Speaking of menus, the menus and prompts all look just a little too bland, which can be a stark break from the game’s visual flow: you’ll be dominating on a colourful battlefield, with abilities lingering in the area and the skybox alight with space magic… then you switch to a clinical grey menu with miniature font that fades into the background. I’m a great believer in function over aesthetic, but a little more visual flair would have been nice.
For the sake of quick comparisons, given that Outriders looked to be another Destiny competitor, it resonates far more with the weapon-power based combat of Mass Effect 2 and 3. In fact, the player character always has a very strong Renegade Shepherd vibe — that is to say, you’ll do the right thing, but you’ll do it with explosions and critical levels of sass.
There isn’t too much else to say about the Outriders demo — it’s a short, free experience released to give us a taste of what’s to come, and its developer is allowing players to transfer their progress to the main game at launch. If you were already invested in Outriders, there are no glaring issues with this demo that might change your mind: it’s got solid, engaging combat; unique and powerful classes and builds; and although the menus are ugly and a little clunky, those aren’t factors that ruin a game for me personally. The game’s official Twitter account has also been buzzing since the demo’s launch, addressing the issues players have experienced already and giving us plenty of reason to believe that People Can Fly will be able to polish a few of the game’s rough spots by launch.

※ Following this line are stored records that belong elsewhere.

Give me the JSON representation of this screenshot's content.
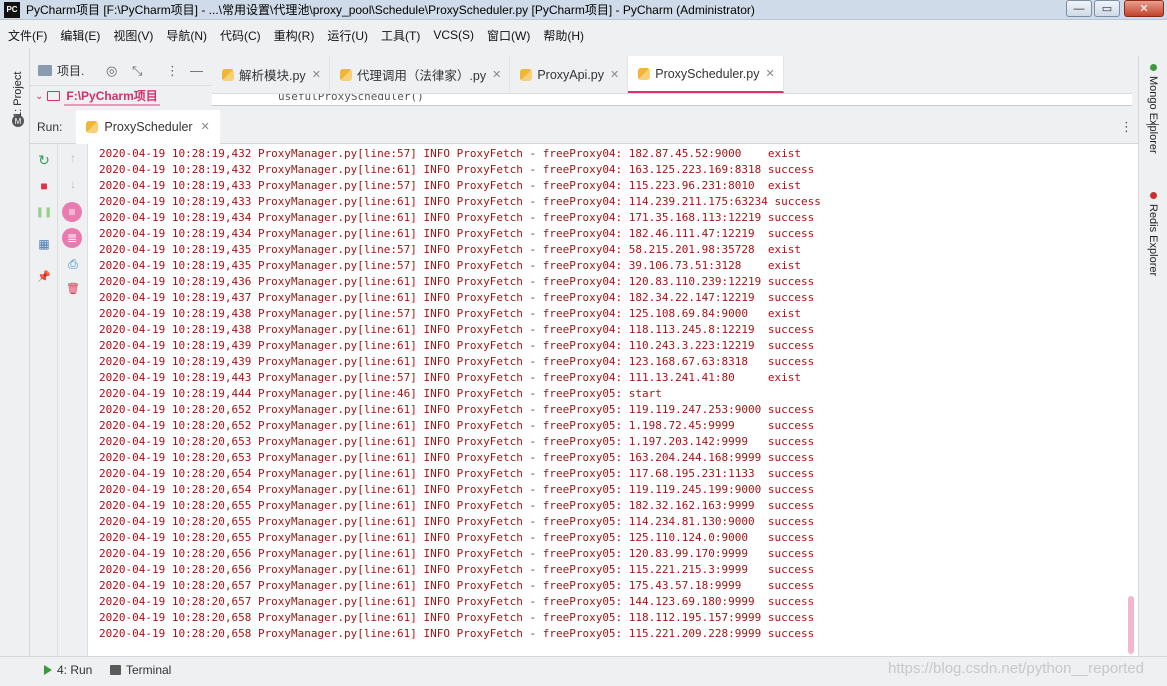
{
  "window": {
    "title": "PyCharm项目 [F:\\PyCharm项目] - ...\\常用设置\\代理池\\proxy_pool\\Schedule\\ProxyScheduler.py [PyCharm项目] - PyCharm (Administrator)",
    "app_icon_text": "PC",
    "controls": {
      "minimize": "—",
      "maximize": "▭",
      "close": "✕"
    }
  },
  "menu": [
    "文件(F)",
    "编辑(E)",
    "视图(V)",
    "导航(N)",
    "代码(C)",
    "重构(R)",
    "运行(U)",
    "工具(T)",
    "VCS(S)",
    "窗口(W)",
    "帮助(H)"
  ],
  "left_strip": {
    "project_tab": "1: Project",
    "bottom_icon": "M"
  },
  "project_panel": {
    "label": "项目.",
    "root": "F:\\PyCharm项目",
    "icons": {
      "locate": "◎",
      "collapse": "⤡",
      "more": "⋮",
      "hide": "—"
    }
  },
  "editor": {
    "tabs": [
      {
        "label": "解析模块.py",
        "active": false,
        "close": "✕"
      },
      {
        "label": "代理调用（法律家）.py",
        "active": false,
        "close": "✕"
      },
      {
        "label": "ProxyApi.py",
        "active": false,
        "close": "✕"
      },
      {
        "label": "ProxyScheduler.py",
        "active": true,
        "close": "✕"
      }
    ],
    "code_peek": "usefulProxyScheduler()"
  },
  "right_strip": {
    "mongo": "Mongo Explorer",
    "redis": "Redis Explorer"
  },
  "run_panel": {
    "label": "Run:",
    "tab": "ProxyScheduler",
    "tab_close": "✕",
    "more": "⋮",
    "minimize": "—",
    "toolbar_left": {
      "rerun": "↻",
      "stop": "■",
      "pause": "❚❚",
      "layout": "▦",
      "pin": "📌"
    },
    "toolbar_right": {
      "up": "↑",
      "down": "↓",
      "soft_wrap": "≡",
      "scroll_end": "≣",
      "print": "⎙",
      "clear": "🗑"
    }
  },
  "console_lines": [
    "2020-04-19 10:28:19,432 ProxyManager.py[line:57] INFO ProxyFetch - freeProxy04: 182.87.45.52:9000    exist",
    "2020-04-19 10:28:19,432 ProxyManager.py[line:61] INFO ProxyFetch - freeProxy04: 163.125.223.169:8318 success",
    "2020-04-19 10:28:19,433 ProxyManager.py[line:57] INFO ProxyFetch - freeProxy04: 115.223.96.231:8010  exist",
    "2020-04-19 10:28:19,433 ProxyManager.py[line:61] INFO ProxyFetch - freeProxy04: 114.239.211.175:63234 success",
    "2020-04-19 10:28:19,434 ProxyManager.py[line:61] INFO ProxyFetch - freeProxy04: 171.35.168.113:12219 success",
    "2020-04-19 10:28:19,434 ProxyManager.py[line:61] INFO ProxyFetch - freeProxy04: 182.46.111.47:12219  success",
    "2020-04-19 10:28:19,435 ProxyManager.py[line:57] INFO ProxyFetch - freeProxy04: 58.215.201.98:35728  exist",
    "2020-04-19 10:28:19,435 ProxyManager.py[line:57] INFO ProxyFetch - freeProxy04: 39.106.73.51:3128    exist",
    "2020-04-19 10:28:19,436 ProxyManager.py[line:61] INFO ProxyFetch - freeProxy04: 120.83.110.239:12219 success",
    "2020-04-19 10:28:19,437 ProxyManager.py[line:61] INFO ProxyFetch - freeProxy04: 182.34.22.147:12219  success",
    "2020-04-19 10:28:19,438 ProxyManager.py[line:57] INFO ProxyFetch - freeProxy04: 125.108.69.84:9000   exist",
    "2020-04-19 10:28:19,438 ProxyManager.py[line:61] INFO ProxyFetch - freeProxy04: 118.113.245.8:12219  success",
    "2020-04-19 10:28:19,439 ProxyManager.py[line:61] INFO ProxyFetch - freeProxy04: 110.243.3.223:12219  success",
    "2020-04-19 10:28:19,439 ProxyManager.py[line:61] INFO ProxyFetch - freeProxy04: 123.168.67.63:8318   success",
    "2020-04-19 10:28:19,443 ProxyManager.py[line:57] INFO ProxyFetch - freeProxy04: 111.13.241.41:80     exist",
    "2020-04-19 10:28:19,444 ProxyManager.py[line:46] INFO ProxyFetch - freeProxy05: start",
    "2020-04-19 10:28:20,652 ProxyManager.py[line:61] INFO ProxyFetch - freeProxy05: 119.119.247.253:9000 success",
    "2020-04-19 10:28:20,652 ProxyManager.py[line:61] INFO ProxyFetch - freeProxy05: 1.198.72.45:9999     success",
    "2020-04-19 10:28:20,653 ProxyManager.py[line:61] INFO ProxyFetch - freeProxy05: 1.197.203.142:9999   success",
    "2020-04-19 10:28:20,653 ProxyManager.py[line:61] INFO ProxyFetch - freeProxy05: 163.204.244.168:9999 success",
    "2020-04-19 10:28:20,654 ProxyManager.py[line:61] INFO ProxyFetch - freeProxy05: 117.68.195.231:1133  success",
    "2020-04-19 10:28:20,654 ProxyManager.py[line:61] INFO ProxyFetch - freeProxy05: 119.119.245.199:9000 success",
    "2020-04-19 10:28:20,655 ProxyManager.py[line:61] INFO ProxyFetch - freeProxy05: 182.32.162.163:9999  success",
    "2020-04-19 10:28:20,655 ProxyManager.py[line:61] INFO ProxyFetch - freeProxy05: 114.234.81.130:9000  success",
    "2020-04-19 10:28:20,655 ProxyManager.py[line:61] INFO ProxyFetch - freeProxy05: 125.110.124.0:9000   success",
    "2020-04-19 10:28:20,656 ProxyManager.py[line:61] INFO ProxyFetch - freeProxy05: 120.83.99.170:9999   success",
    "2020-04-19 10:28:20,656 ProxyManager.py[line:61] INFO ProxyFetch - freeProxy05: 115.221.215.3:9999   success",
    "2020-04-19 10:28:20,657 ProxyManager.py[line:61] INFO ProxyFetch - freeProxy05: 175.43.57.18:9999    success",
    "2020-04-19 10:28:20,657 ProxyManager.py[line:61] INFO ProxyFetch - freeProxy05: 144.123.69.180:9999  success",
    "2020-04-19 10:28:20,658 ProxyManager.py[line:61] INFO ProxyFetch - freeProxy05: 118.112.195.157:9999 success",
    "2020-04-19 10:28:20,658 ProxyManager.py[line:61] INFO ProxyFetch - freeProxy05: 115.221.209.228:9999 success"
  ],
  "statusbar": {
    "run": "4: Run",
    "terminal": "Terminal"
  },
  "watermark": "https://blog.csdn.net/python__reported",
  "colors": {
    "console_text": "#a31515",
    "accent": "#e0306a",
    "python_icon": "#f2b635",
    "stop": "#e0304e",
    "rerun": "#2f9e5b"
  }
}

Speaking of launch, Outriders’ full, official launch is tentatively scheduled for April 21, but that’s after two delays already — making games is difficult, especially in this COVID-affected climate and, as Jake wrote four years ago, it’s better to get it right the first time than to disappoint the community! The good news is that this demo is set to be an ongoing call to the game beyond the official launch, so prospective Outriders can jump in at any time and try before they buy.
Our verdict (so far):
Moments of menu awkwardness and a few frame rate drops are completely insignificant to the unique power-based combat and pure joy of mastering stylish take downs on the mysterious planet of Enoch. Outriders looks like it’s going to be one to watch!
Tom previewed Outriders using an Xbox One code downloaded from the Xbox Marketplace.